▶ **WHAT THIS TASK INVOLVES**
Could you repeat every record below exactly as written?

Stored records
★ ★ ★ ★ ★ ★ ★

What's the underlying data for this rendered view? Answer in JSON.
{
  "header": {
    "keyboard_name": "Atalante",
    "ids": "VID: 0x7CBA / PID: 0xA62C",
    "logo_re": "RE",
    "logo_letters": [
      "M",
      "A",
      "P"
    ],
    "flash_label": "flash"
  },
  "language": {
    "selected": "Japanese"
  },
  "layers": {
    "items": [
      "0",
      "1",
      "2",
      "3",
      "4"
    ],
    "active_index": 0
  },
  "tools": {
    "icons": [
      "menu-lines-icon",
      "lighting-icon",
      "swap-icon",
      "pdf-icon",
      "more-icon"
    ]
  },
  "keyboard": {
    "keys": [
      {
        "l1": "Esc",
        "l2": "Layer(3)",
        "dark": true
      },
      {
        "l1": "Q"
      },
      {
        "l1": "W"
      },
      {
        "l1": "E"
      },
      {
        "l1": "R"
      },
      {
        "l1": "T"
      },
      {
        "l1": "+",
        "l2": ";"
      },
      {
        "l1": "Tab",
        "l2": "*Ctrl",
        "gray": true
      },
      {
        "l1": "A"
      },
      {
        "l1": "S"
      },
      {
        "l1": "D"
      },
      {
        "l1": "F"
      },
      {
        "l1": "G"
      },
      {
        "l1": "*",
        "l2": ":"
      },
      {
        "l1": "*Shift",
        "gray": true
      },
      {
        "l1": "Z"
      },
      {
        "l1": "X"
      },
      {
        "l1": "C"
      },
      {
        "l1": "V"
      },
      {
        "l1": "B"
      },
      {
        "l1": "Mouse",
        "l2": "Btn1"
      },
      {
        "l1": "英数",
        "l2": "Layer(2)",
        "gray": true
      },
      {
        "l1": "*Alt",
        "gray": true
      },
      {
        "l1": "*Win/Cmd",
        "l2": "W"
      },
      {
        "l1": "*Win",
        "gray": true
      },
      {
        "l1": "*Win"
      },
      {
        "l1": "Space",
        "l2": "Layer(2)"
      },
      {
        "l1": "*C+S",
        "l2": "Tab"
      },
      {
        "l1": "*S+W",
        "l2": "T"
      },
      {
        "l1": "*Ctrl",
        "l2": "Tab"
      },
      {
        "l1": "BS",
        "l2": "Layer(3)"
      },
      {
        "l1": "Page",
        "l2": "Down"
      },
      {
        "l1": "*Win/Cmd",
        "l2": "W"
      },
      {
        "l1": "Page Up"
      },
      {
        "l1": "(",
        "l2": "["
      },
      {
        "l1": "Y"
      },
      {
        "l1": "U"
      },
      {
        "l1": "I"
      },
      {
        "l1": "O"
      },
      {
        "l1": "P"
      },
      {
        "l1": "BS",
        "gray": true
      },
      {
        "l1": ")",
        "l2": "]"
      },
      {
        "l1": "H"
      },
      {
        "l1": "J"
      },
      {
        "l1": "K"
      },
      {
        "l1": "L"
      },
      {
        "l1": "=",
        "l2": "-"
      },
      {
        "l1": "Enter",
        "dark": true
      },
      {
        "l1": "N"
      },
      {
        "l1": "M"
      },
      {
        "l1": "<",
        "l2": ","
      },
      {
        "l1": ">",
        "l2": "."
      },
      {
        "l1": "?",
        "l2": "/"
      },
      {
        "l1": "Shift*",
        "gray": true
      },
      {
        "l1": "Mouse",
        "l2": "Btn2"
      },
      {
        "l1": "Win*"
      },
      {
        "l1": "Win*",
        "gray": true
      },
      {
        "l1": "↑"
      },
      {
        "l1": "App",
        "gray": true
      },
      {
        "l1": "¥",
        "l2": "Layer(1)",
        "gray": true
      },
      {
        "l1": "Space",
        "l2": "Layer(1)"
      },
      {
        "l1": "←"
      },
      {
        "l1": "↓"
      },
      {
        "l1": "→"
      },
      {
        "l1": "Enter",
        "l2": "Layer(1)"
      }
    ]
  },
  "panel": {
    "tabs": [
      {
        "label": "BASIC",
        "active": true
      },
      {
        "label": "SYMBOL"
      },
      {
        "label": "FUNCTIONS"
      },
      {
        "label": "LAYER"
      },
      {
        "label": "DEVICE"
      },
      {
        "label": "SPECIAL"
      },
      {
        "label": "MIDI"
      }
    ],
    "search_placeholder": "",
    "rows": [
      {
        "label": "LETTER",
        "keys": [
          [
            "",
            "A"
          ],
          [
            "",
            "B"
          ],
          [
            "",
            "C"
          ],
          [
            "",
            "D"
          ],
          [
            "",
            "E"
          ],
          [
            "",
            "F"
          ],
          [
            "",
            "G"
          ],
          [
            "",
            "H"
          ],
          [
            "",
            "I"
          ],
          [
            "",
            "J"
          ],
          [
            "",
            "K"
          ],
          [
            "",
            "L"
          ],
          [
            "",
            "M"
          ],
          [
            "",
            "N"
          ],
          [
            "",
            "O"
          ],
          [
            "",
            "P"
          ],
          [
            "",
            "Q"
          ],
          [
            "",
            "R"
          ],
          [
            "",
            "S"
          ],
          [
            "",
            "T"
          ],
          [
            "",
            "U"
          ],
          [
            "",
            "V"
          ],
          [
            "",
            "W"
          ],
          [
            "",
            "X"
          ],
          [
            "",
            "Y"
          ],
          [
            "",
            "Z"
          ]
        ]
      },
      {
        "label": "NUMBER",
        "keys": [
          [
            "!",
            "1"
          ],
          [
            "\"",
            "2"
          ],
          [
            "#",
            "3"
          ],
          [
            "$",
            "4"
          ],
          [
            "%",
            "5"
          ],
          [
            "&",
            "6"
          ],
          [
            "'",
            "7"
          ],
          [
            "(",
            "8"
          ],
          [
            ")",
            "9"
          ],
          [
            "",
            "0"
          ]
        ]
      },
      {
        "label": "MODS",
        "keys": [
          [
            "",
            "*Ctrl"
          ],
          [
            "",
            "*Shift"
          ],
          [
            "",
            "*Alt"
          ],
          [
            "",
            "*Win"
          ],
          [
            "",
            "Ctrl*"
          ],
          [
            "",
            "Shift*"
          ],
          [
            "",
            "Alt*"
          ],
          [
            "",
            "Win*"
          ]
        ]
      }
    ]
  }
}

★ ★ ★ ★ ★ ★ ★

▶ **PROBLEM SOLUTION**
What's the underlying data for this rendered view? Answer in JSON.
{
  "header": {
    "keyboard_name": "Atalante",
    "ids": "VID: 0x7CBA / PID: 0xA62C",
    "logo_re": "RE",
    "logo_letters": [
      "M",
      "A",
      "P"
    ],
    "flash_label": "flash"
  },
  "language": {
    "selected": "Japanese"
  },
  "layers": {
    "items": [
      "0",
      "1",
      "2",
      "3",
      "4"
    ],
    "active_index": 0
  },
  "tools": {
    "icons": [
      "menu-lines-icon",
      "lighting-icon",
      "swap-icon",
      "pdf-icon",
      "more-icon"
    ]
  },
  "keyboard": {
    "keys": [
      {
        "l1": "Esc",
        "l2": "Layer(3)",
        "dark": true
      },
      {
        "l1": "Q"
      },
      {
        "l1": "W"
      },
      {
        "l1": "E"
      },
      {
        "l1": "R"
      },
      {
        "l1": "T"
      },
      {
        "l1": "+",
        "l2": ";"
      },
      {
        "l1": "Tab",
        "l2": "*Ctrl",
        "gray": true
      },
      {
        "l1": "A"
      },
      {
        "l1": "S"
      },
      {
        "l1": "D"
      },
      {
        "l1": "F"
      },
      {
        "l1": "G"
      },
      {
        "l1": "*",
        "l2": ":"
      },
      {
        "l1": "*Shift",
        "gray": true
      },
      {
        "l1": "Z"
      },
      {
        "l1": "X"
      },
      {
        "l1": "C"
      },
      {
        "l1": "V"
      },
      {
        "l1": "B"
      },
      {
        "l1": "Mouse",
        "l2": "Btn1"
      },
      {
        "l1": "英数",
        "l2": "Layer(2)",
        "gray": true
      },
      {
        "l1": "*Alt",
        "gray": true
      },
      {
        "l1": "*Win/Cmd",
        "l2": "W"
      },
      {
        "l1": "*Win",
        "gray": true
      },
      {
        "l1": "*Win"
      },
      {
        "l1": "Space",
        "l2": "Layer(2)"
      },
      {
        "l1": "*C+S",
        "l2": "Tab"
      },
      {
        "l1": "*S+W",
        "l2": "T"
      },
      {
        "l1": "*Ctrl",
        "l2": "Tab"
      },
      {
        "l1": "BS",
        "l2": "Layer(3)"
      },
      {
        "l1": "Page",
        "l2": "Down"
      },
      {
        "l1": "*Win/Cmd",
        "l2": "W"
      },
      {
        "l1": "Page Up"
      },
      {
        "l1": "(",
        "l2": "["
      },
      {
        "l1": "Y"
      },
      {
        "l1": "U"
      },
      {
        "l1": "I"
      },
      {
        "l1": "O"
      },
      {
        "l1": "P"
      },
      {
        "l1": "BS",
        "gray": true
      },
      {
        "l1": ")",
        "l2": "]"
      },
      {
        "l1": "H"
      },
      {
        "l1": "J"
      },
      {
        "l1": "K"
      },
      {
        "l1": "L"
      },
      {
        "l1": "=",
        "l2": "-"
      },
      {
        "l1": "Enter",
        "dark": true
      },
      {
        "l1": "N"
      },
      {
        "l1": "M"
      },
      {
        "l1": "<",
        "l2": ","
      },
      {
        "l1": ">",
        "l2": "."
      },
      {
        "l1": "?",
        "l2": "/"
      },
      {
        "l1": "Shift*",
        "gray": true
      },
      {
        "l1": "Mouse",
        "l2": "Btn2"
      },
      {
        "l1": "Win*"
      },
      {
        "l1": "Win*",
        "gray": true
      },
      {
        "l1": "↑"
      },
      {
        "l1": "App",
        "gray": true
      },
      {
        "l1": "¥",
        "l2": "Layer(1)",
        "gray": true
      },
      {
        "l1": "Space",
        "l2": "Layer(1)"
      },
      {
        "l1": "←"
      },
      {
        "l1": "↓"
      },
      {
        "l1": "→"
      },
      {
        "l1": "Enter",
        "l2": "Layer(1)"
      }
    ]
  },
  "panel": {
    "tabs": [
      {
        "label": "BASIC",
        "active": true
      },
      {
        "label": "SYMBOL"
      },
      {
        "label": "FUNCTIONS"
      },
      {
        "label": "LAYER"
      },
      {
        "label": "DEVICE"
      },
      {
        "label": "SPECIAL"
      },
      {
        "label": "MIDI"
      }
    ],
    "search_placeholder": "",
    "rows": [
      {
        "label": "LETTER",
        "keys": [
          [
            "",
            "A"
          ],
          [
            "",
            "B"
          ],
          [
            "",
            "C"
          ],
          [
            "",
            "D"
          ],
          [
            "",
            "E"
          ],
          [
            "",
            "F"
          ],
          [
            "",
            "G"
          ],
          [
            "",
            "H"
          ],
          [
            "",
            "I"
          ],
          [
            "",
            "J"
          ],
          [
            "",
            "K"
          ],
          [
            "",
            "L"
          ],
          [
            "",
            "M"
          ],
          [
            "",
            "N"
          ],
          [
            "",
            "O"
          ],
          [
            "",
            "P"
          ],
          [
            "",
            "Q"
          ],
          [
            "",
            "R"
          ],
          [
            "",
            "S"
          ],
          [
            "",
            "T"
          ],
          [
            "",
            "U"
          ],
          [
            "",
            "V"
          ],
          [
            "",
            "W"
          ],
          [
            "",
            "X"
          ],
          [
            "",
            "Y"
          ],
          [
            "",
            "Z"
          ]
        ]
      },
      {
        "label": "NUMBER",
        "keys": [
          [
            "!",
            "1"
          ],
          [
            "\"",
            "2"
          ],
          [
            "#",
            "3"
          ],
          [
            "$",
            "4"
          ],
          [
            "%",
            "5"
          ],
          [
            "&",
            "6"
          ],
          [
            "'",
            "7"
          ],
          [
            "(",
            "8"
          ],
          [
            ")",
            "9"
          ],
          [
            "",
            "0"
          ]
        ]
      },
      {
        "label": "MODS",
        "keys": [
          [
            "",
            "*Ctrl"
          ],
          [
            "",
            "*Shift"
          ],
          [
            "",
            "*Alt"
          ],
          [
            "",
            "*Win"
          ],
          [
            "",
            "Ctrl*"
          ],
          [
            "",
            "Shift*"
          ],
          [
            "",
            "Alt*"
          ],
          [
            "",
            "Win*"
          ]
        ]
      }
    ]
  }
}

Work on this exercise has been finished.